Senator Kent Conrad (D-ND) made an astounding statement recently. Conrad, who is proposing a compromise proposal to establish member-owned "co-ops" instead of a government-sponsored public option, stated that it doesn't matter which option is right or wrong but, rather, which one has the votes. Since this debate process is in its early stages, it most certainly does matter which option is right and which is wrong. Does he not understand that His job and the job of his fellow congressional representatives is to determine through honest and thoughtful discussion which one is right for the interests of the American people, not which can merely get the votes?
Many doctors are now fed up with the tons of paperwork and the myriad of difficulties involved with dealing with the insurance companies. But, while the majority of doctors favor some form of universal health care for all Americans, they are not yet convinced that either a single payer or a public option is best.
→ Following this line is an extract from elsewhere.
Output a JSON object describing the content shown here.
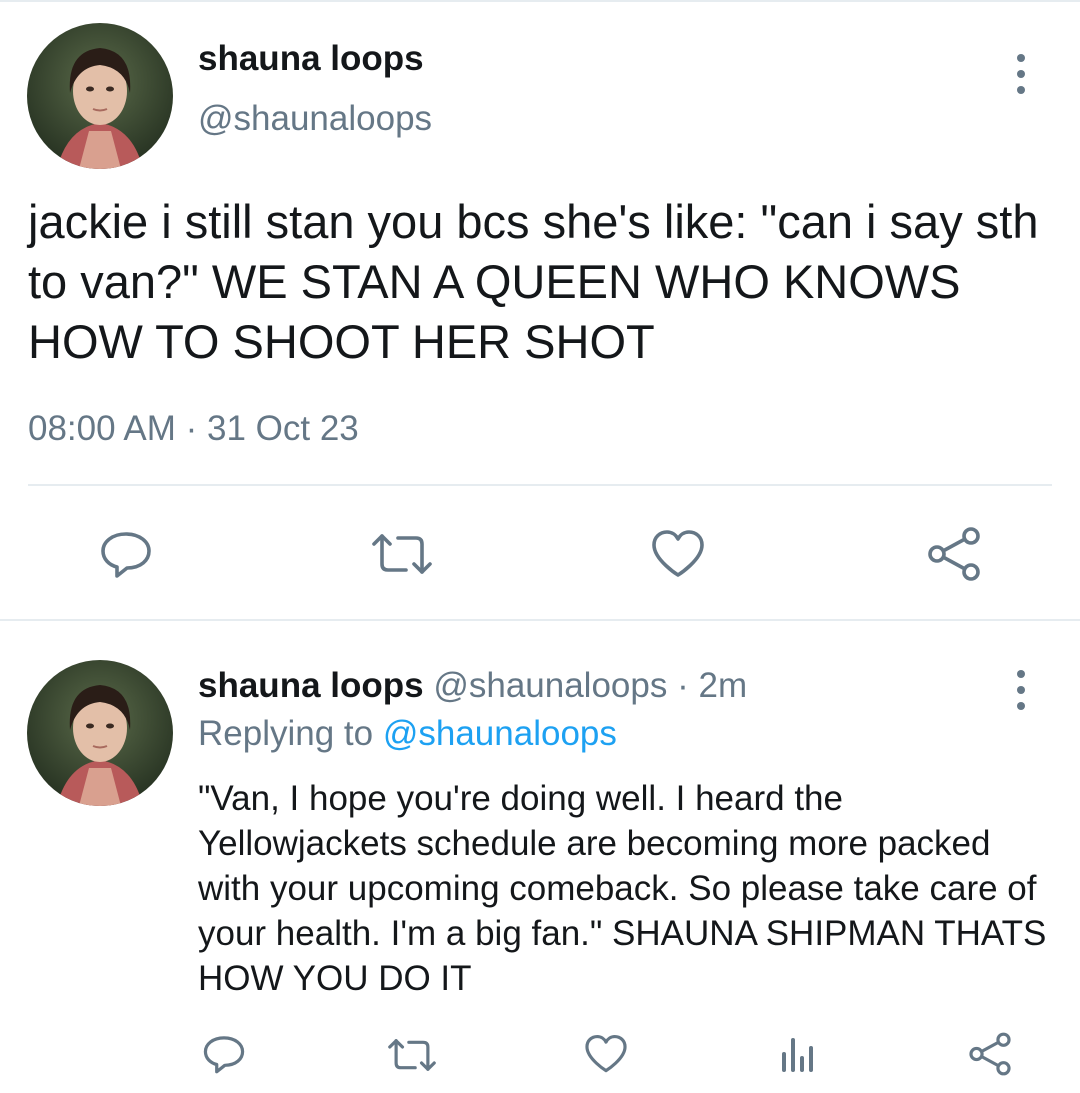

They just don't know at this point. But a growing number are leaning in that direction. The group Physicians for a National Health Program, a non-profit research and education organization of 16,000 physicians, medical students and health professionals, has issued "The Physicians' Proposal" which states, "We endorse a fundamental change in America's health care the creation of a comprehensive National Health Insurance Program. Such a program - which in essence would be an expanded and improved version of Medicare would cover every American for all necessary medical care."
Even though it reportedly has the most potential for cost savings and efficiency based on Medicare's very low administrative costs, the single payer system has, unfortunately, now been pronounced dead by Congress and Obama. They will not even discuss it. Mr. Obama, in town hall meetings, repeats the same tired old, "If we were starting from scratch" mantra. So, sad to say, our only hope for any kind of reform seemingly lies with the public option. But will even that be possible with this Congress?
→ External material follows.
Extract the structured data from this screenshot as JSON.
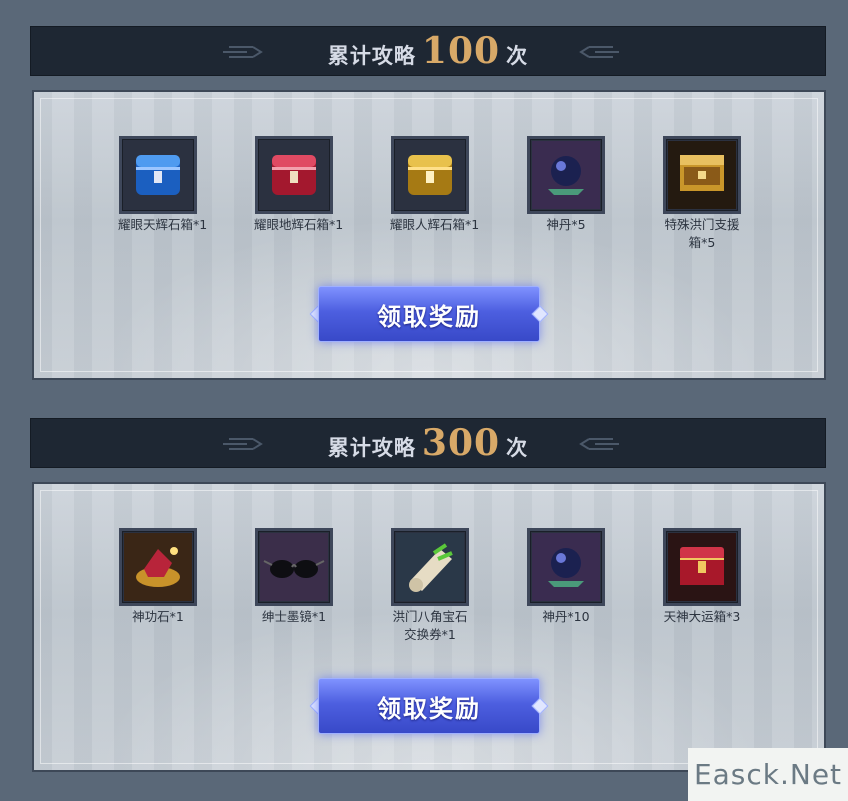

President Obama is witnessing the extreme pressures that lobbyists and special interests groups are exerting on this Congress to try to derail any meaningful reform of our extremely faulted system of health care. Mr. Obama needs to counter that pressure with a solid message of his own to Congress; that he will not sign any legislation that does not include at least a public option.
The current U.S. Congress may well be the most ethically-challenged in the history of America. There are, certainly, some honest members, but they are a definite minority. Corporate lobbyists and special interest groups hold great power over Congress. The founders and architects that gave life to our democracy; Washington, Adams, Jefferson, Franklin and others, would be in a state of shock and disbelief if they were able to watch the actions of this Congress.
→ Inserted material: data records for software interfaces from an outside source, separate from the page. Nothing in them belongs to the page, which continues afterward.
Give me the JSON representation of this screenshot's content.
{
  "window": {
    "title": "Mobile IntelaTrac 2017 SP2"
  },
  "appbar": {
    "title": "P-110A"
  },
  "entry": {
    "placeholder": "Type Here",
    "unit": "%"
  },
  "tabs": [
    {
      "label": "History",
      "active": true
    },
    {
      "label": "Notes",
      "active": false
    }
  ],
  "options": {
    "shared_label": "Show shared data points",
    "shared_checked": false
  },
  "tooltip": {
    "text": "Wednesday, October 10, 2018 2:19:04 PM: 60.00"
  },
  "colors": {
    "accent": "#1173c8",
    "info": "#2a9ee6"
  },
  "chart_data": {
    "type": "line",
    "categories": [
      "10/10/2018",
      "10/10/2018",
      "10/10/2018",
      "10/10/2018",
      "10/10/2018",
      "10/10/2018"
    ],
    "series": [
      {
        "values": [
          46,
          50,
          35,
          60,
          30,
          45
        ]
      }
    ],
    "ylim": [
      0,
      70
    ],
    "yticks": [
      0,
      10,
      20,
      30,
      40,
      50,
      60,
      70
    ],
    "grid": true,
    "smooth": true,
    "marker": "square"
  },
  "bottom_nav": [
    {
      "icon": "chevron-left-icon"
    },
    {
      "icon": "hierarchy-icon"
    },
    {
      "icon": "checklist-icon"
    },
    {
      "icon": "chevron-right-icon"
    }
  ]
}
President Obama needs to give up his endless quest for bipartisanship on this issue. Republicans in Congress have one thing in mind and that is to oppose everything he tries to do with every tactic at their disposal. He must use the power of the White House bully pulpit to convince the American people of his total commitment to a public option. He needs to mobilize Americans to pressure those legislators who refuse to do the right thing for America - that is to enact effective health care legislation that includes a public option.
America is standing at yet one more critical crossroads. A Canadian government official recently stated, "We Canadians understand that we have a moral obligation to take care of all our fellow citizens and that is exactly what we will do." It is now time that we Americans, our president and our Congress accept that same moral obligation and responsibility by vowing to take care of all our fellow citizens.